White LEDs Directly on Paper
Imagine a white luminous curtain waving in the breeze. Or wallpaper that lights up your room with perfect white light. In his doctoral thesis, Gul Amin shows how white LEDs can be manufactured directly on paper.
Gul Amin, who recently received his doctorate at the Physical Electronics and Nanotechnology group, Campus Norrköping, shows in his thesis how it is possible to grow white LEDs, made from zinc oxide and a conducting polymer, directly on a piece of paper. He also shows how they can be printed onto wallpaper, for example - a method with a patent pending.
His research colleague, Naved ul Hassan Alvi, looked at his thesis from last summer at various methods for producing - growing - different nanostructures of zinc oxide on a number of different semiconducting materials.
Nanostructures of zinc oxide have a number of characteristics that make them suited to the manufacture of white LEDs - among them a large band gap and electrons that move easily and give off relatively large amounts of energy once they have bounced back towards the nucleus.

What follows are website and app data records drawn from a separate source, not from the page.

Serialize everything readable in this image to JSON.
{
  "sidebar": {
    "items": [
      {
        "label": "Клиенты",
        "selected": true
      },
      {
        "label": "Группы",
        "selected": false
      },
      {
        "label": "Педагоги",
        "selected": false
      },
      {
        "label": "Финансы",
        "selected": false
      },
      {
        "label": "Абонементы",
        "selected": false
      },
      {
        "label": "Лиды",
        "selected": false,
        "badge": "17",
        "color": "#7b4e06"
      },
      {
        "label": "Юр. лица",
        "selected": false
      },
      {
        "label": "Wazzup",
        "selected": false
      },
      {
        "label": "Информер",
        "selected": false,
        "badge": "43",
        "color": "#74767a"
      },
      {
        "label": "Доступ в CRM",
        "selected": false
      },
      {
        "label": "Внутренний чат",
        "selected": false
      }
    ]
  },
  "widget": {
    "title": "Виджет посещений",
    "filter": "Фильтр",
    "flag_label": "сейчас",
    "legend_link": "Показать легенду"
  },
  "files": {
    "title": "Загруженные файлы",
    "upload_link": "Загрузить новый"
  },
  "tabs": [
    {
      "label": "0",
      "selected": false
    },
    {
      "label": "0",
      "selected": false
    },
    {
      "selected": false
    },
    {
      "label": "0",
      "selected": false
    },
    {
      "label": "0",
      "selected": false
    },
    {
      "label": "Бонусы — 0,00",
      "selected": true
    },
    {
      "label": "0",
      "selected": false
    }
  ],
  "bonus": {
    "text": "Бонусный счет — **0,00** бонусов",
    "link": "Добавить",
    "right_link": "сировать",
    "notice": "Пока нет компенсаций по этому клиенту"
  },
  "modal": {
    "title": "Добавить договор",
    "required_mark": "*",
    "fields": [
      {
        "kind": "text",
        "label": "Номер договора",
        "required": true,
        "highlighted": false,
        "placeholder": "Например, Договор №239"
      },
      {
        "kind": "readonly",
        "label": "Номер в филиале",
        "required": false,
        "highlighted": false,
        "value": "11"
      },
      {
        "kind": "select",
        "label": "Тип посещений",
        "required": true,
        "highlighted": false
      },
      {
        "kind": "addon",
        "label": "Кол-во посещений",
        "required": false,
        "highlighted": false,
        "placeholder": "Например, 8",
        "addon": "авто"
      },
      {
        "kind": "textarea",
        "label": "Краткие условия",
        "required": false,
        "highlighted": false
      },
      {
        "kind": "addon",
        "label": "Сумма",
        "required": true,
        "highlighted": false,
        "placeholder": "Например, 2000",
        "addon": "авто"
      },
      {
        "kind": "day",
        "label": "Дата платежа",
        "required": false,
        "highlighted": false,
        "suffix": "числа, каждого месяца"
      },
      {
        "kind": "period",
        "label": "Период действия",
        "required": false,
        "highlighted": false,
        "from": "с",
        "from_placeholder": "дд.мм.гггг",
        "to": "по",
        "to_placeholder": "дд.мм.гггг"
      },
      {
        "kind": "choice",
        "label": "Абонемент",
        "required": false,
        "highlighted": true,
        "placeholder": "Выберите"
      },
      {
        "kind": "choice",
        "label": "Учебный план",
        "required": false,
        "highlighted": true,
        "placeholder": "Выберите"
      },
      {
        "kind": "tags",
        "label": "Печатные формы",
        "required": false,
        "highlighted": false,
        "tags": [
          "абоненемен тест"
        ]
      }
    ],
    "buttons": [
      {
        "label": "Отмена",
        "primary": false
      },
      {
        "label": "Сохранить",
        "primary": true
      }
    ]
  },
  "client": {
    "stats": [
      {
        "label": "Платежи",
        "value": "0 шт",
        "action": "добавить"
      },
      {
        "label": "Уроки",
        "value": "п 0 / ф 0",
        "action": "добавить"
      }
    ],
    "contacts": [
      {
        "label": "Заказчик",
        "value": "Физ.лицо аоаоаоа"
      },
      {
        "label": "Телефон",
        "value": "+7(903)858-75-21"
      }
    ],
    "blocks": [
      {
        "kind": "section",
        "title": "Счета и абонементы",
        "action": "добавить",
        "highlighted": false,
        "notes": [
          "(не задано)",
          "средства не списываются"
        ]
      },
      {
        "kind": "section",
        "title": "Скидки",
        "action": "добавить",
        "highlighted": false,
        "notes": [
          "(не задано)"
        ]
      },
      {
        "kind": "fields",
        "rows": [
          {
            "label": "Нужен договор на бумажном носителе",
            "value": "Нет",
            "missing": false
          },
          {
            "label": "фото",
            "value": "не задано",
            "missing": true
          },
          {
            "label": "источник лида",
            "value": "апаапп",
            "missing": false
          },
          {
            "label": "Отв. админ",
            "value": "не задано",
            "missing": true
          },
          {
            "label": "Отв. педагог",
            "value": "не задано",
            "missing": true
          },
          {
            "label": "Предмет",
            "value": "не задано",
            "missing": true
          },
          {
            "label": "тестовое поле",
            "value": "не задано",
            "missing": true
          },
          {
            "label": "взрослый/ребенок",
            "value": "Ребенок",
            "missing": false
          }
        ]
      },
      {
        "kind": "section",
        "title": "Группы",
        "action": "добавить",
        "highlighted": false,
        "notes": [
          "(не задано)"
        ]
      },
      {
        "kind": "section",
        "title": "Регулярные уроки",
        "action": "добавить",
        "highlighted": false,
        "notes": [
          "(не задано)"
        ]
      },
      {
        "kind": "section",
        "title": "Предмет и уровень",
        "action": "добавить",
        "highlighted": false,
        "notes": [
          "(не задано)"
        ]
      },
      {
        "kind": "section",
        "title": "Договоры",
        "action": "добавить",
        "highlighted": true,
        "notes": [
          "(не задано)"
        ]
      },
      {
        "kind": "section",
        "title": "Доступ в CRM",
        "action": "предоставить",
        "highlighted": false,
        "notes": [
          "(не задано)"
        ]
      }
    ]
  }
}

Plus the fact that the energy is emitted as perfect white light.
Gul Amin has now gone further and succeeded in growing white LEDs directly on paper. The active components are nanothreads of zinc oxide on a thin layer of polydiethylflourene (PFO), a conducting polymer. But the paper has first been coated with a thin, water-repellent, protective and levelling layer of cyclotene, a resin.
“This is the first time anyone has been able to build electronic and photonic inorganic semiconducting components directly on paper using chemical methods,” says professor Magnus Willander, who is leading the research.
The article has been published in Wiley’s physica status solidi - Rapid Research Letters.
In one of the thesis’ other articles, published in Springer’s Journal of Material Science, Gul Amin also shows how it is possible to grow nanothreads on paper, blow them off the surface using ultrasound and collect them in the form of a powder.
This powder can then be used to print the nanothreads of zinc oxide, and thus LEDs, on paper or plastic in a normal printing press. That method also has patents pending, with an application by Gul Amin along with the Ecospark firm, founded by Magnus Willander, and Acreo.
Since zinc oxide is a natural semiconductor of the n type (surplus negative charge), which is due to defects in the material, Gul Amin also combined zinc oxide with copper oxide, which is of the p type (surplus positive charge), to create a few different types of electrochemical sensors.
Following his doctorate, Gul Amin returned to his native Pakistan to pursue his research, but at the Physical Electronics and Nanotechnology group the potential of zinc oxide is being further explored, in combination with graphene, copper oxide and other materials.